The Economist's Oath: On the Need for and Content of Professional Economic Ethics by George DeMartino is a very stimulating book, although I disagree with the author's argument.
Let me start by summing it up. Economists have great influence over the lives of many other people because they are so influential in public policy jobs. Even when practised by moral people, economics has proven harmful – look at the financial crisis, or the effect of IMF austerity policies, or the collapse of life-expectancy in post-Soviet 'shock therapy' Russia. Economists have always resisted the idea that they need a professional ethical code because they see their role as the scientific investigation of social realities – when working in government they are doing so as technicians, not as philosophers or politicians. What's more, economists say, there are no barriers to entry. Unlike medicine or law, anyone can describe themselves as an economist and maybe even get a job as one. DeMartino rejects the positivism of these self-descriptions, saying economists must recognize that neutral policy advice is impossible in their field. And while there are no barriers to entering the profession, he argues that economists have created an intellectual monopoly and developed their own power in policy decisions. Economists' “faith in free markets” caused the financial crisis. What's more, economists are sloppy in their econometrics and tied to orthodoxy in their beliefs. Professional ethics are needed urgently so that the training of future economists includes awareness of the inherent contestability of economic models and policies.
I think this is a fair summary, and it would be hard to disagree with some of the steps of the argument. On the other hand, it's clear that DeMartino opposes 'orthodox' economics and – as so many 'heterodox' economists do – sets it up as a monolithic set of beliefs which actually only represent the views of a sub-section. For example, there are not many orthodox economists who cling as ardently as Eugene Fama to the Efficient Markets Hypothesis.
Another weakness in his argument is that he slips between discussing academic economics and applied economists working in policy jobs. The latter group are those he would like to adopt professional ethics as they make the decisions that affect others. However, it's the academics (mainly American) who develop the theories the policy economists (around the world) apply; and it's some of those theories that DeMartino objects to. As I noted in my previous post on this book, economists may be best compared to certain groups of non-experimental scientists such as geologists or astronomers, in trying to discover how society/rocks/stars work.
I think he also downplays the importance of economics not being a closed shop and overplays the idea that there is a professional consensus advanced by a powerful economic priesthood. Certainly economists try to keep out amateurs with the use of jargon and institutional structures, but largely they fail – to the extent that it's become a cliche that you can find an economist to argue any side of a debate. ('On the one hand.. on the other hand….') The idea that there is an “intellectual monopoly” in economics (p106) is vastly over-stated, and it is those who like to identify themselves as 'heterodox' who try to claim this. (My previous book, The Soulful Science, tried to show how varied and rich the house of 'conventional' economics is.) I think the power of free market economic philosophy in the early 1980s stemmed from the political power of Mrs Thatcher and Mr Reagan, rather than the other way round. The tide of free marketism had receded within the economics profession itself long before the financial crisis.

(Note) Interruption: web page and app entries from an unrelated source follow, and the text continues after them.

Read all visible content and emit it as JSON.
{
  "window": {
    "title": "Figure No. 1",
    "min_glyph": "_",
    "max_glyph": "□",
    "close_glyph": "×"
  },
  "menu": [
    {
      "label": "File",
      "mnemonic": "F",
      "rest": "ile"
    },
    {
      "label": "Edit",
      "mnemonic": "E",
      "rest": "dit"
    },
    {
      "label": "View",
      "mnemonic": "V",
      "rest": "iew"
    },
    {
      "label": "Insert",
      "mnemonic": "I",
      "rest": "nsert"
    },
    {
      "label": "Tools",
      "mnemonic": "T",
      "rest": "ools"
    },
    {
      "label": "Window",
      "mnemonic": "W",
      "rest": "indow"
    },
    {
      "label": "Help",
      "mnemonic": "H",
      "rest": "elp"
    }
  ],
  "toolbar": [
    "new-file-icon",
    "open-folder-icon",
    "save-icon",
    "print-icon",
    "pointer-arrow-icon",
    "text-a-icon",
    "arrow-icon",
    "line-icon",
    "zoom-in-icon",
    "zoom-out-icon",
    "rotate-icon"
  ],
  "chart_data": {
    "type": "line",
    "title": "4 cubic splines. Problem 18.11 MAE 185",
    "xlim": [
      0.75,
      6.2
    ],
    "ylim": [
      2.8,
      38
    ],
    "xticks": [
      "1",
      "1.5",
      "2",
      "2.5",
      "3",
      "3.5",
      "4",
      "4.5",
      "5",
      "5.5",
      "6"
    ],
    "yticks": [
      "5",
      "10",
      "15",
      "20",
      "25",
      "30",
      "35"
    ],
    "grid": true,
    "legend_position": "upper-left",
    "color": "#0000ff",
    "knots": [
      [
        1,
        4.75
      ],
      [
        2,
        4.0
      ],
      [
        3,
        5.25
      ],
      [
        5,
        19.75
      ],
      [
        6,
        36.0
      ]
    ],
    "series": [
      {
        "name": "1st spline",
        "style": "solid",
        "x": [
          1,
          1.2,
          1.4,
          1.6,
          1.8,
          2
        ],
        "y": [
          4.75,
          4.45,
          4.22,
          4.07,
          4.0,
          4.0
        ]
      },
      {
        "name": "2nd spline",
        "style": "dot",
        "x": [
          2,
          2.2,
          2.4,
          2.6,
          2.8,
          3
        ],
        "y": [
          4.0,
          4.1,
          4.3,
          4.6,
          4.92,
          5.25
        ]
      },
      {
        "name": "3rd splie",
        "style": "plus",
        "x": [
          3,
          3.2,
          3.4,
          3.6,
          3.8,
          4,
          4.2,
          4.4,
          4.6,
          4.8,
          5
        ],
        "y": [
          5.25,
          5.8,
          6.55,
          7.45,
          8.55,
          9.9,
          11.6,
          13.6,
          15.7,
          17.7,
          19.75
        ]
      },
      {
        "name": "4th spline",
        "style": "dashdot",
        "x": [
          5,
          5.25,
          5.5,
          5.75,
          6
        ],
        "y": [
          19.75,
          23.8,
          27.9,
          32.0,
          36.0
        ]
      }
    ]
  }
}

DeMartino says the Economist's Oath needs to recognise two principles: Do No Harm; and recognise people's autonomy by getting their advance consent. I would suggest that policy economists would be mystified by the idea that they need to codify the first of these, as all the economic assessment of policy incorporates at a minimum a benefit-cost analysis and often – as in competition policy – an explicit consumer and citizen welfare analysis. The policy advice might turn out to be wrong but it is always trying to 'do no harm' – subject to the caveat that there will be winners and losers, and therefore ultimately political judgments about the balance of benefit and harm. When it comes to gaining consent in advance, this is inextricably bound up with the legitimacy of those implementing the decision and therefore also a political question. In a democracy, an elected government has gained prior consent for its policies.
Having disagreed with the author's argument so much, the book ends with a sample 'oath' it would be hard to object to in outline – serve the public good, recognize the limits of economics and its links with political choices, watch out in particular for the weakest members of society, and keep in mind the virtues of pluralism in economics itself. I think most 'orthodox' policy economists would see themselves as already signed up to these principles – unless by 'pluralism' DeMartino means they ought to agree with him.
I do think economists of any variety would enjoy reading this book. It makes some valid points about weaknesses in economic practice, and about the fact that the economics used in the policy world is often actually political economy and so should not be portrayed as objective truth. My version of an economist's oath would certainly include careful econometrics, acknowledgment of alternative perspectives and humility. The book is also clearly written and jargon-free with some interesting history of the past debate within the profession about codes of conduct and ethics.